The answer is week in, week out, every week, in everything you do, across a lifetime. It doesn’t happen in one place, but in every part of your church’s life. It won’t happen by a training course, evangelistic technique or book, although these things will play a part. It won’t happen by doing an ‘add-on’ program.

It happens from having the conviction, deep down in your bones, that what matters most in this life is what happens next; eternal life, purchased and provided through the gospel of Jesus. It happens from being so convicted of these eternal realities that you allow them to shape the very culture and direction of church life.

Where can you do this? Everywhere!

In the way your growth groups are written and studied. In your prayers, corporate and private. In the way you speak in services, the way you sing to God, in what you speak about and celebrate, in the way you plan your calendar. In the way you run your evangelistic course, and the way you speak about it before, during and after. But there’s one place above all others that makes the biggest difference: the pulpit.

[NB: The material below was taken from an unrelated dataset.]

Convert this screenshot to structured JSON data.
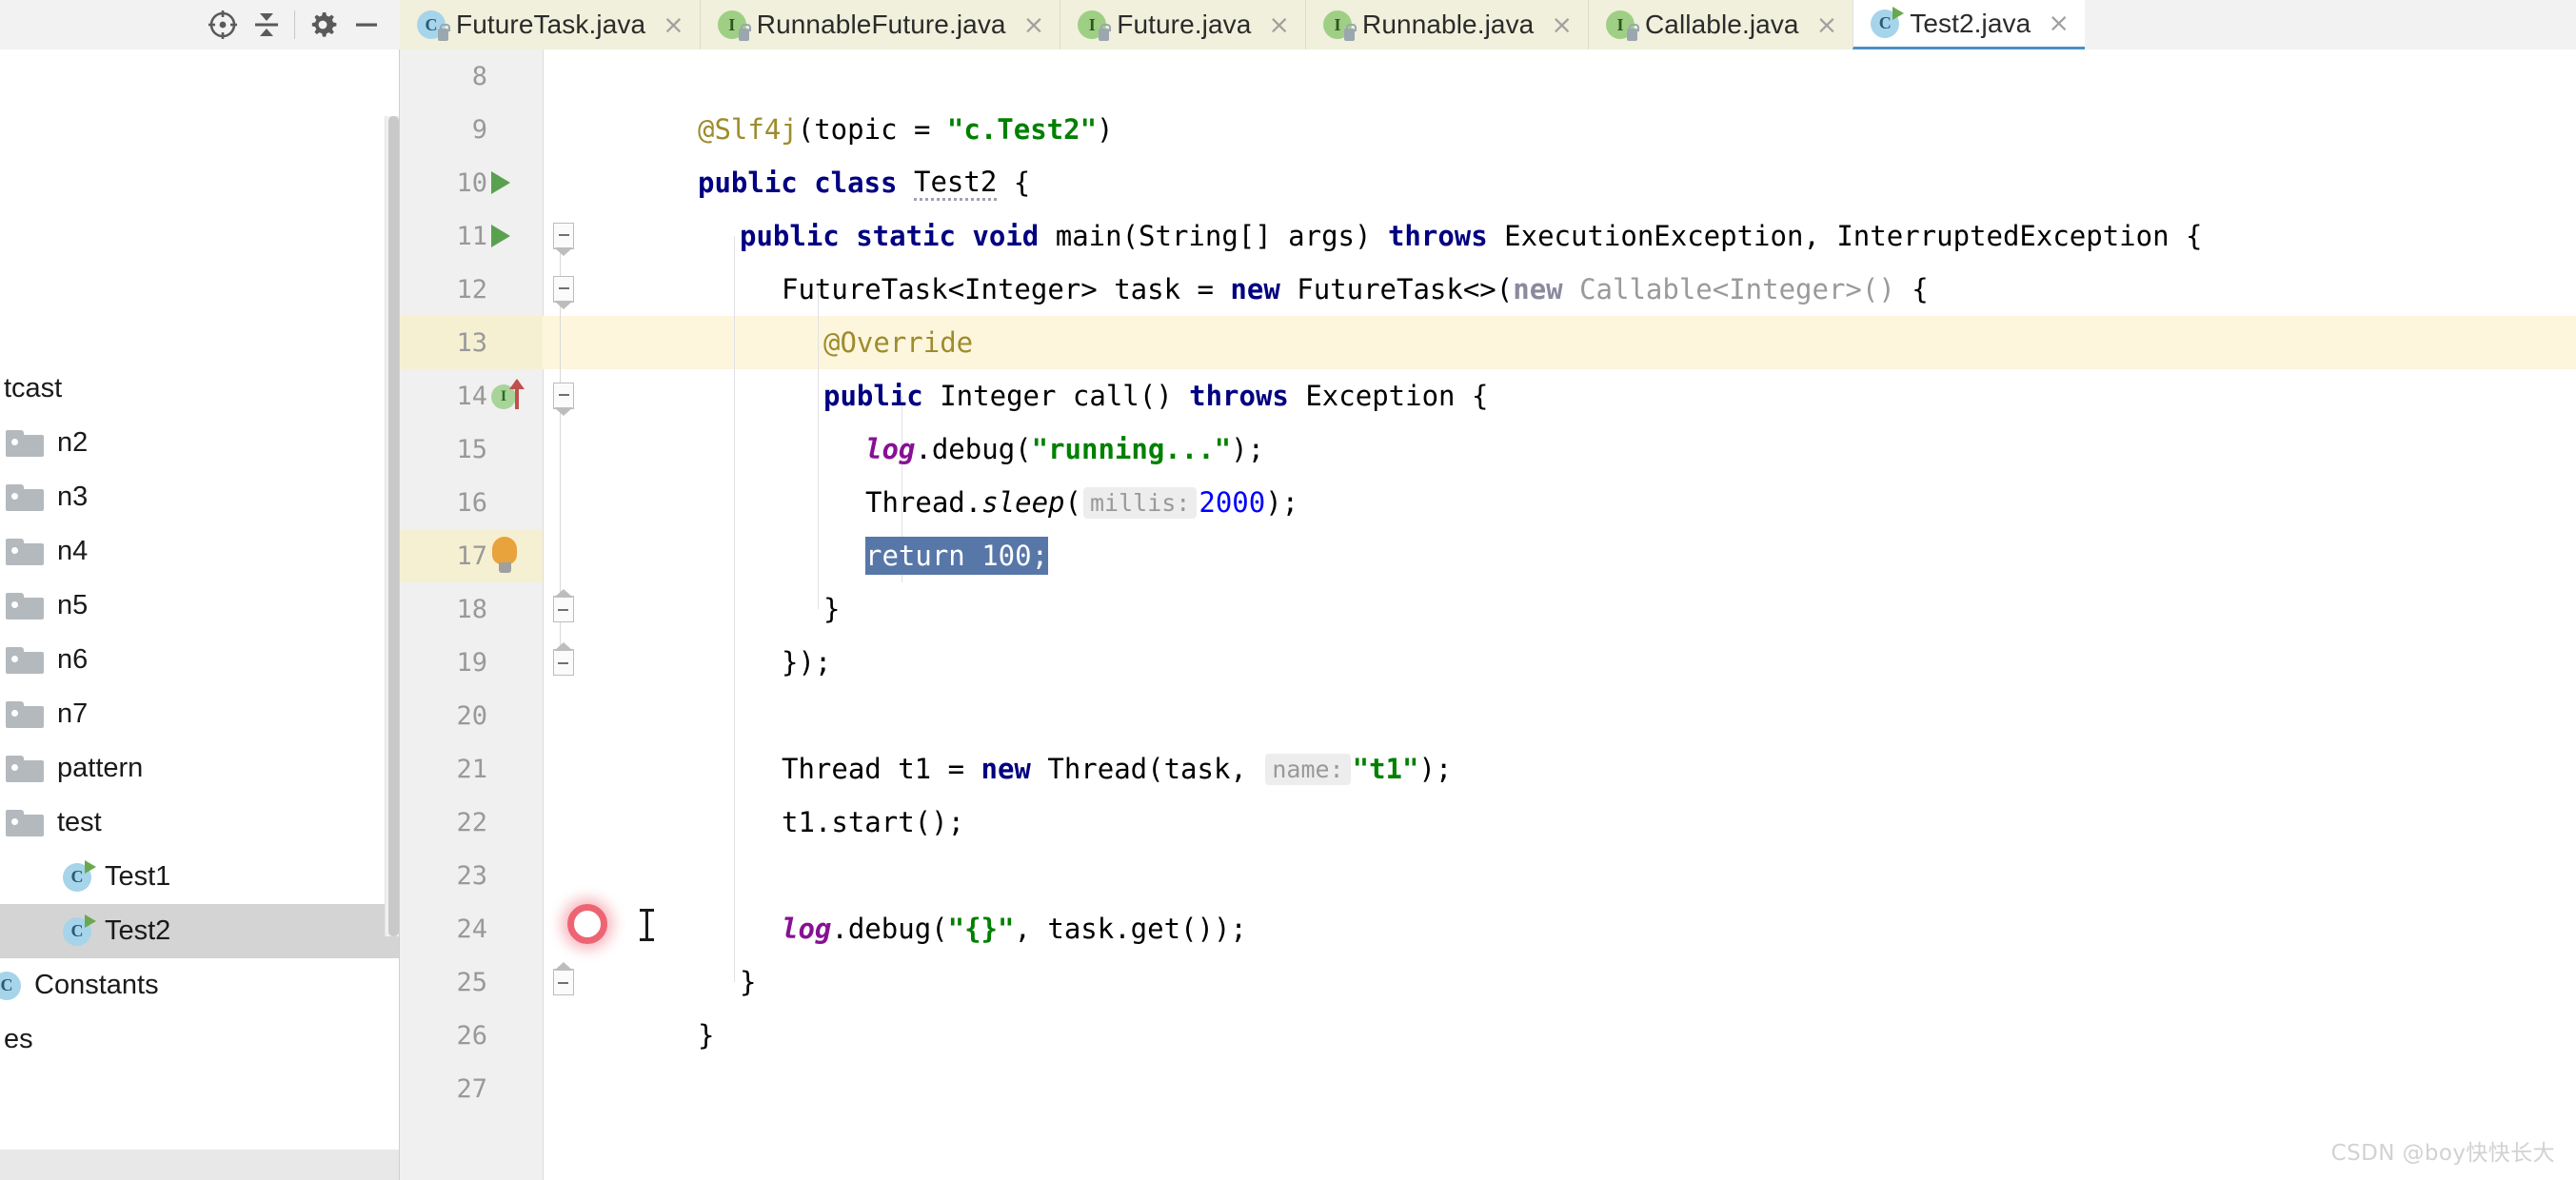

Preachers: as we preach, our people will follow. As we preach, the culture of our churches is shaped. The Christian people we’re called to shepherd need us to lead them into the jaws of fear: and show them that no matter what, it’s always worth it. Brothers! Sisters! The harvest is plentiful! We’ve got much to do! Let’s get to work.